* [Supplied information]
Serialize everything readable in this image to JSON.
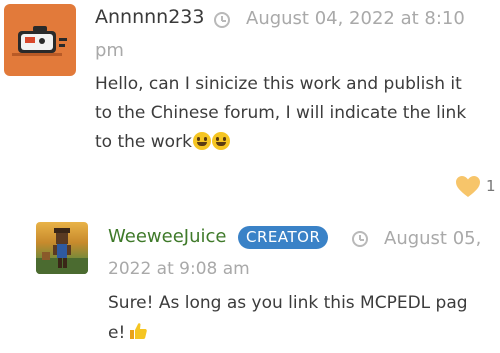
{
  "comment": {
    "author": "Annnnn233",
    "date_line1": "August 04, 2022 at 8:10",
    "date_line2": "pm",
    "body_lines": [
      "Hello, can I sinicize this work and publish it",
      "to the Chinese forum, I will indicate the link",
      "to the work"
    ],
    "like_count": "1",
    "colors": {
      "avatar_bg": "#e27a3a",
      "like": "#f7c56a"
    },
    "icons": {
      "time": "clock-icon",
      "like": "heart-like-icon",
      "emoji": "smiley-emoji"
    }
  },
  "reply": {
    "author": "WeeweeJuice",
    "badge": "CREATOR",
    "date_line1": "August 05,",
    "date_line2": "2022 at 9:08 am",
    "body_lines": [
      "Sure! As long as you link this MCPEDL pag",
      "e!"
    ],
    "colors": {
      "author": "#3f7a2a",
      "badge_bg": "#3a82c7"
    },
    "icons": {
      "time": "clock-icon",
      "emoji": "thumbs-up-emoji"
    }
  }
}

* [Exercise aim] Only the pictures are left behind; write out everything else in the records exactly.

* [Solution below]
Serialize everything readable in this image to JSON.
{
  "comment": {
    "author": "Annnnn233",
    "date_line1": "August 04, 2022 at 8:10",
    "date_line2": "pm",
    "body_lines": [
      "Hello, can I sinicize this work and publish it",
      "to the Chinese forum, I will indicate the link",
      "to the work"
    ],
    "like_count": "1",
    "colors": {
      "avatar_bg": "#e27a3a",
      "like": "#f7c56a"
    },
    "icons": {
      "time": "clock-icon",
      "like": "heart-like-icon",
      "emoji": "smiley-emoji"
    }
  },
  "reply": {
    "author": "WeeweeJuice",
    "badge": "CREATOR",
    "date_line1": "August 05,",
    "date_line2": "2022 at 9:08 am",
    "body_lines": [
      "Sure! As long as you link this MCPEDL pag",
      "e!"
    ],
    "colors": {
      "author": "#3f7a2a",
      "badge_bg": "#3a82c7"
    },
    "icons": {
      "time": "clock-icon",
      "emoji": "thumbs-up-emoji"
    }
  }
}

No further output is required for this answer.